ACTION ITEM
Ignoring the images, restate the records below word for word.

───── DATA EXTRACT

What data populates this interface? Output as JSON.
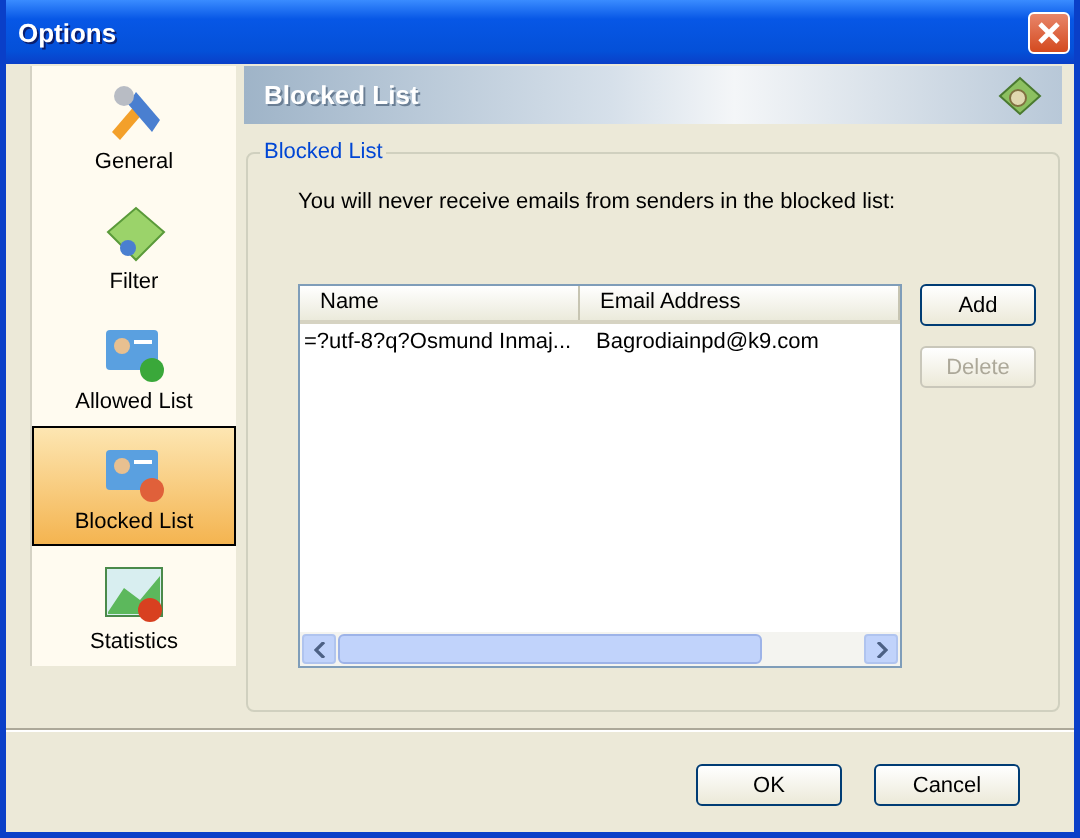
{
  "window": {
    "title": "Options"
  },
  "sidebar": {
    "items": [
      {
        "label": "General",
        "kind": "general",
        "selected": false
      },
      {
        "label": "Filter",
        "kind": "filter",
        "selected": false
      },
      {
        "label": "Allowed List",
        "kind": "allowed",
        "selected": false
      },
      {
        "label": "Blocked List",
        "kind": "blocked",
        "selected": true
      },
      {
        "label": "Statistics",
        "kind": "statistics",
        "selected": false
      }
    ]
  },
  "header": {
    "title": "Blocked List"
  },
  "group": {
    "title": "Blocked List",
    "description": "You will never receive emails from senders in the blocked list:"
  },
  "table": {
    "columns": [
      "Name",
      "Email Address"
    ],
    "rows": [
      [
        "=?utf-8?q?Osmund Inmaj...",
        "Bagrodiainpd@k9.com"
      ]
    ]
  },
  "side_buttons": [
    {
      "label": "Add",
      "disabled": false
    },
    {
      "label": "Delete",
      "disabled": true
    }
  ],
  "buttons": [
    "OK",
    "Cancel"
  ]
}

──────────

RESPONSE BELOW
What data populates this interface? Output as JSON.
{
  "window": {
    "title": "Options"
  },
  "sidebar": {
    "items": [
      {
        "label": "General",
        "kind": "general",
        "selected": false
      },
      {
        "label": "Filter",
        "kind": "filter",
        "selected": false
      },
      {
        "label": "Allowed List",
        "kind": "allowed",
        "selected": false
      },
      {
        "label": "Blocked List",
        "kind": "blocked",
        "selected": true
      },
      {
        "label": "Statistics",
        "kind": "statistics",
        "selected": false
      }
    ]
  },
  "header": {
    "title": "Blocked List"
  },
  "group": {
    "title": "Blocked List",
    "description": "You will never receive emails from senders in the blocked list:"
  },
  "table": {
    "columns": [
      "Name",
      "Email Address"
    ],
    "rows": [
      [
        "=?utf-8?q?Osmund Inmaj...",
        "Bagrodiainpd@k9.com"
      ]
    ]
  },
  "side_buttons": [
    {
      "label": "Add",
      "disabled": false
    },
    {
      "label": "Delete",
      "disabled": true
    }
  ],
  "buttons": [
    "OK",
    "Cancel"
  ]
}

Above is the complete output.